Set down every record below exactly as it stands, with the pictures omitted.

-------- Data --------

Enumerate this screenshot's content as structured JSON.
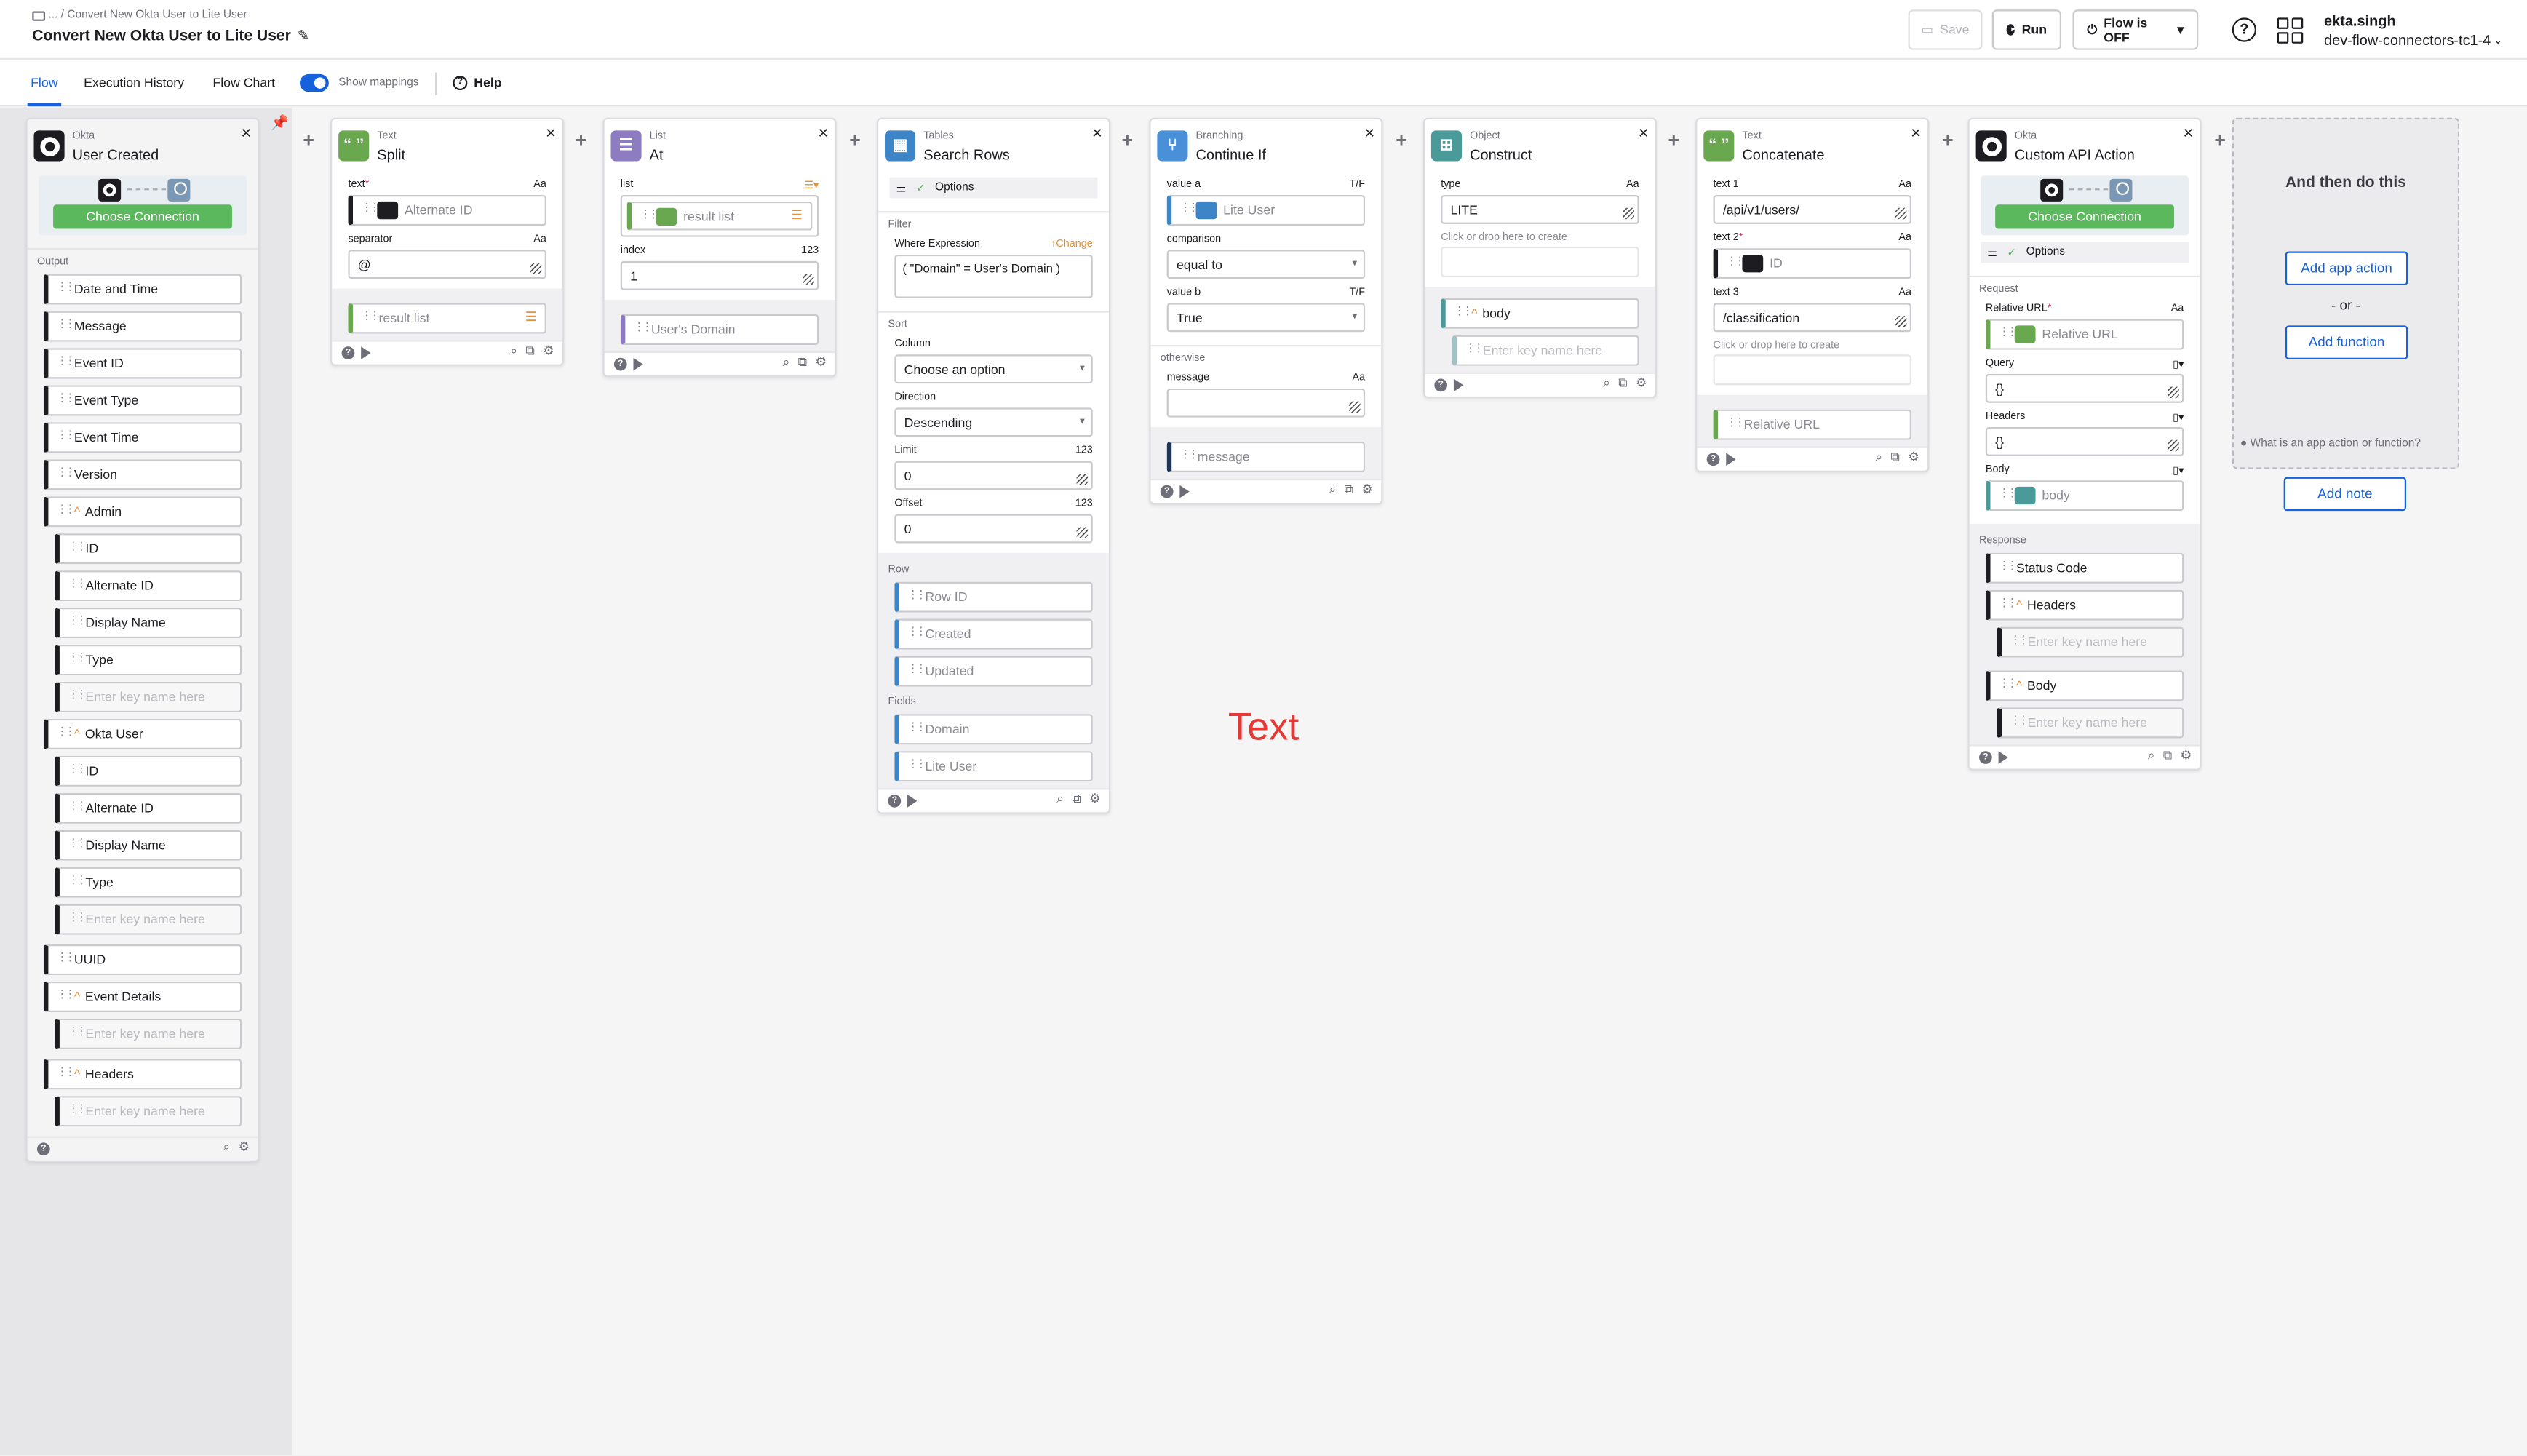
{
  "header": {
    "breadcrumb": "... / Convert New Okta User to Lite User",
    "flow_title": "Convert New Okta User to Lite User",
    "save_label": "Save",
    "run_label": "Run",
    "flow_status": "Flow is OFF",
    "user_name": "ekta.singh",
    "org_name": "dev-flow-connectors-tc1-4"
  },
  "tabs": {
    "flow": "Flow",
    "history": "Execution History",
    "chart": "Flow Chart",
    "mappings": "Show mappings",
    "help": "Help"
  },
  "cards": {
    "okta_event": {
      "type": "Okta",
      "title": "User Created",
      "connect": "Choose Connection",
      "output": "Output",
      "fields": [
        "Date and Time",
        "Message",
        "Event ID",
        "Event Type",
        "Event Time",
        "Version"
      ],
      "admin": "Admin",
      "admin_fields": [
        "ID",
        "Alternate ID",
        "Display Name",
        "Type"
      ],
      "okta_user": "Okta User",
      "okta_user_fields": [
        "ID",
        "Alternate ID",
        "Display Name",
        "Type"
      ],
      "uuid": "UUID",
      "event_details": "Event Details",
      "headers": "Headers",
      "key_placeholder": "Enter key name here"
    },
    "split": {
      "type": "Text",
      "title": "Split",
      "text_label": "text",
      "text_type": "Aa",
      "text_value": "Alternate ID",
      "separator_label": "separator",
      "separator_type": "Aa",
      "separator_value": "@",
      "output": "result list"
    },
    "list_at": {
      "type": "List",
      "title": "At",
      "list_label": "list",
      "list_value": "result list",
      "index_label": "index",
      "index_type": "123",
      "index_value": "1",
      "output": "User's Domain"
    },
    "search_rows": {
      "type": "Tables",
      "title": "Search Rows",
      "options": "Options",
      "filter": "Filter",
      "where_label": "Where Expression",
      "change": "Change",
      "where_value": "( \"Domain\" = User's Domain )",
      "sort": "Sort",
      "column_label": "Column",
      "column_value": "Choose an option",
      "direction_label": "Direction",
      "direction_value": "Descending",
      "limit_label": "Limit",
      "limit_type": "123",
      "limit_value": "0",
      "offset_label": "Offset",
      "offset_type": "123",
      "offset_value": "0",
      "row": "Row",
      "row_fields": [
        "Row ID",
        "Created",
        "Updated"
      ],
      "fields": "Fields",
      "field_items": [
        "Domain",
        "Lite User"
      ]
    },
    "continue_if": {
      "type": "Branching",
      "title": "Continue If",
      "a_label": "value a",
      "a_type": "T/F",
      "a_value": "Lite User",
      "comparison_label": "comparison",
      "comparison_value": "equal to",
      "b_label": "value b",
      "b_type": "T/F",
      "b_value": "True",
      "otherwise": "otherwise",
      "message_label": "message",
      "message_type": "Aa",
      "output": "message"
    },
    "construct": {
      "type": "Object",
      "title": "Construct",
      "type_label": "type",
      "type_type": "Aa",
      "type_value": "LITE",
      "drop_hint": "Click or drop here to create",
      "output": "body",
      "key_placeholder": "Enter key name here"
    },
    "concatenate": {
      "type": "Text",
      "title": "Concatenate",
      "t1_label": "text 1",
      "t1_type": "Aa",
      "t1_value": "/api/v1/users/",
      "t2_label": "text 2",
      "t2_type": "Aa",
      "t2_value": "ID",
      "t3_label": "text 3",
      "t3_type": "Aa",
      "t3_value": "/classification",
      "drop_hint": "Click or drop here to create",
      "output": "Relative URL"
    },
    "custom_api": {
      "type": "Okta",
      "title": "Custom API Action",
      "connect": "Choose Connection",
      "options": "Options",
      "request": "Request",
      "url_label": "Relative URL",
      "url_type": "Aa",
      "url_value": "Relative URL",
      "query_label": "Query",
      "query_value": "{}",
      "headers_label": "Headers",
      "headers_value": "{}",
      "body_label": "Body",
      "body_value": "body",
      "response": "Response",
      "status": "Status Code",
      "resp_headers": "Headers",
      "resp_body": "Body",
      "key_placeholder": "Enter key name here"
    }
  },
  "placeholder": {
    "title": "And then do this",
    "add_app": "Add app action",
    "or": "- or -",
    "add_function": "Add function",
    "question": "What is an app action or function?",
    "add_note": "Add note"
  },
  "annotation": "Text",
  "colors": {
    "accent": "#1662dd",
    "connect_green": "#5cb85c",
    "annotation_red": "#e53935"
  }
}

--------

*Written response*
Enumerate this screenshot's content as structured JSON.
{
  "header": {
    "breadcrumb": "... / Convert New Okta User to Lite User",
    "flow_title": "Convert New Okta User to Lite User",
    "save_label": "Save",
    "run_label": "Run",
    "flow_status": "Flow is OFF",
    "user_name": "ekta.singh",
    "org_name": "dev-flow-connectors-tc1-4"
  },
  "tabs": {
    "flow": "Flow",
    "history": "Execution History",
    "chart": "Flow Chart",
    "mappings": "Show mappings",
    "help": "Help"
  },
  "cards": {
    "okta_event": {
      "type": "Okta",
      "title": "User Created",
      "connect": "Choose Connection",
      "output": "Output",
      "fields": [
        "Date and Time",
        "Message",
        "Event ID",
        "Event Type",
        "Event Time",
        "Version"
      ],
      "admin": "Admin",
      "admin_fields": [
        "ID",
        "Alternate ID",
        "Display Name",
        "Type"
      ],
      "okta_user": "Okta User",
      "okta_user_fields": [
        "ID",
        "Alternate ID",
        "Display Name",
        "Type"
      ],
      "uuid": "UUID",
      "event_details": "Event Details",
      "headers": "Headers",
      "key_placeholder": "Enter key name here"
    },
    "split": {
      "type": "Text",
      "title": "Split",
      "text_label": "text",
      "text_type": "Aa",
      "text_value": "Alternate ID",
      "separator_label": "separator",
      "separator_type": "Aa",
      "separator_value": "@",
      "output": "result list"
    },
    "list_at": {
      "type": "List",
      "title": "At",
      "list_label": "list",
      "list_value": "result list",
      "index_label": "index",
      "index_type": "123",
      "index_value": "1",
      "output": "User's Domain"
    },
    "search_rows": {
      "type": "Tables",
      "title": "Search Rows",
      "options": "Options",
      "filter": "Filter",
      "where_label": "Where Expression",
      "change": "Change",
      "where_value": "( \"Domain\" = User's Domain )",
      "sort": "Sort",
      "column_label": "Column",
      "column_value": "Choose an option",
      "direction_label": "Direction",
      "direction_value": "Descending",
      "limit_label": "Limit",
      "limit_type": "123",
      "limit_value": "0",
      "offset_label": "Offset",
      "offset_type": "123",
      "offset_value": "0",
      "row": "Row",
      "row_fields": [
        "Row ID",
        "Created",
        "Updated"
      ],
      "fields": "Fields",
      "field_items": [
        "Domain",
        "Lite User"
      ]
    },
    "continue_if": {
      "type": "Branching",
      "title": "Continue If",
      "a_label": "value a",
      "a_type": "T/F",
      "a_value": "Lite User",
      "comparison_label": "comparison",
      "comparison_value": "equal to",
      "b_label": "value b",
      "b_type": "T/F",
      "b_value": "True",
      "otherwise": "otherwise",
      "message_label": "message",
      "message_type": "Aa",
      "output": "message"
    },
    "construct": {
      "type": "Object",
      "title": "Construct",
      "type_label": "type",
      "type_type": "Aa",
      "type_value": "LITE",
      "drop_hint": "Click or drop here to create",
      "output": "body",
      "key_placeholder": "Enter key name here"
    },
    "concatenate": {
      "type": "Text",
      "title": "Concatenate",
      "t1_label": "text 1",
      "t1_type": "Aa",
      "t1_value": "/api/v1/users/",
      "t2_label": "text 2",
      "t2_type": "Aa",
      "t2_value": "ID",
      "t3_label": "text 3",
      "t3_type": "Aa",
      "t3_value": "/classification",
      "drop_hint": "Click or drop here to create",
      "output": "Relative URL"
    },
    "custom_api": {
      "type": "Okta",
      "title": "Custom API Action",
      "connect": "Choose Connection",
      "options": "Options",
      "request": "Request",
      "url_label": "Relative URL",
      "url_type": "Aa",
      "url_value": "Relative URL",
      "query_label": "Query",
      "query_value": "{}",
      "headers_label": "Headers",
      "headers_value": "{}",
      "body_label": "Body",
      "body_value": "body",
      "response": "Response",
      "status": "Status Code",
      "resp_headers": "Headers",
      "resp_body": "Body",
      "key_placeholder": "Enter key name here"
    }
  },
  "placeholder": {
    "title": "And then do this",
    "add_app": "Add app action",
    "or": "- or -",
    "add_function": "Add function",
    "question": "What is an app action or function?",
    "add_note": "Add note"
  },
  "annotation": "Text",
  "colors": {
    "accent": "#1662dd",
    "connect_green": "#5cb85c",
    "annotation_red": "#e53935"
  }
}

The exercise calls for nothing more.